He says a critical factor in determining whether a school is receiving proper airflow is determining whether the air coming into a building is recycled or fresh, the latter being more important. The air should also be replaced at least four times per hour. This is called the airflow exchange rate. The DOE has said it is not measuring airflow rates but providing schools with HEPA filters and CO2 detectors to determine whether air circulation is sufficient or not.

“The City is taking aggressive action to make schools and classrooms safe by [September] 21st – or they will not be used,” wrote DOE spokesperson, Nathaniel Styer, in a statement. “We are working in conjunction with our labor partners to ensure that schools have functional ventilation, PPE, and the resources they need to practice social distancing and good hygiene. No one action is sufficient to stop the spread, but taken together these necessary precautions can safely reduce the risk of transmission inside our schools.”

Older school buildings will rely heavily on open windows for ventilation. Caravanos said this can be problematic because sometimes the atmospheric pressure in a building can be pushing air out instead of allowing fresh air to come in.

"When you open a window, air can actually leave the building if it's very hot in the room and it's cold outside. And the opposite can also happen where you open a window and air is blasting into the room," said Caravanos. "So just having a window open is very hard to ascertain the exchange rate. But one can argue if it's opened by a couple of’s probably doing a decent job recirculating the air."

At the MLK Jr. Educational Campus, there are no windows to open.

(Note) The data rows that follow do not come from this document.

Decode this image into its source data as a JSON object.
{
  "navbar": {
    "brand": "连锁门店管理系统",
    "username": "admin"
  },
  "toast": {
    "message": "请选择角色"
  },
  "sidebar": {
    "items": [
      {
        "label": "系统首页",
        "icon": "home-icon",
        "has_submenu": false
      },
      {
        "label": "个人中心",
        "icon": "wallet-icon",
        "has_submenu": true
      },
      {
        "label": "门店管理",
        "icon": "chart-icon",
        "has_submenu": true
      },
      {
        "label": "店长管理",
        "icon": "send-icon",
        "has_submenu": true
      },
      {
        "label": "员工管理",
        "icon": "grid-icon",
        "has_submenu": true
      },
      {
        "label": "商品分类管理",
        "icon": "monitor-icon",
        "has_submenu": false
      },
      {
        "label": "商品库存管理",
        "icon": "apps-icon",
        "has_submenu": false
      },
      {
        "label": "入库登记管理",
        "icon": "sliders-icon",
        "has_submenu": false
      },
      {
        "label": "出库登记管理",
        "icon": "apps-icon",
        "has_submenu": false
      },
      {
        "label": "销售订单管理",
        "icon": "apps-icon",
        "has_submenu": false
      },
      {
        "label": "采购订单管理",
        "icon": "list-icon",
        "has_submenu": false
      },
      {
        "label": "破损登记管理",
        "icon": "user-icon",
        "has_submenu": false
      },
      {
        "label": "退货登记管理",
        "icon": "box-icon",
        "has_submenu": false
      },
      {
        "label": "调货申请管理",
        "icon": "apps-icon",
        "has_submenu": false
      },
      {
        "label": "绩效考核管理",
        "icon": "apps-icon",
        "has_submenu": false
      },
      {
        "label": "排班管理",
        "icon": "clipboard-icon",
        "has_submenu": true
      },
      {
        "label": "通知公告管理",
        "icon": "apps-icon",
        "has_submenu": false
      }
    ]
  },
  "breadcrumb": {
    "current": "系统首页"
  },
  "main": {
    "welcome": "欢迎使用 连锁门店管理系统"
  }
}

A UFT spokesperson said the ventilation system will probably need extensive work and the DOE is bringing in an outside firm to evaluate how to fix it.

For principals at the large school complex, that means they are back where they started, asking the DOE to allow their students to learn remotely, from home.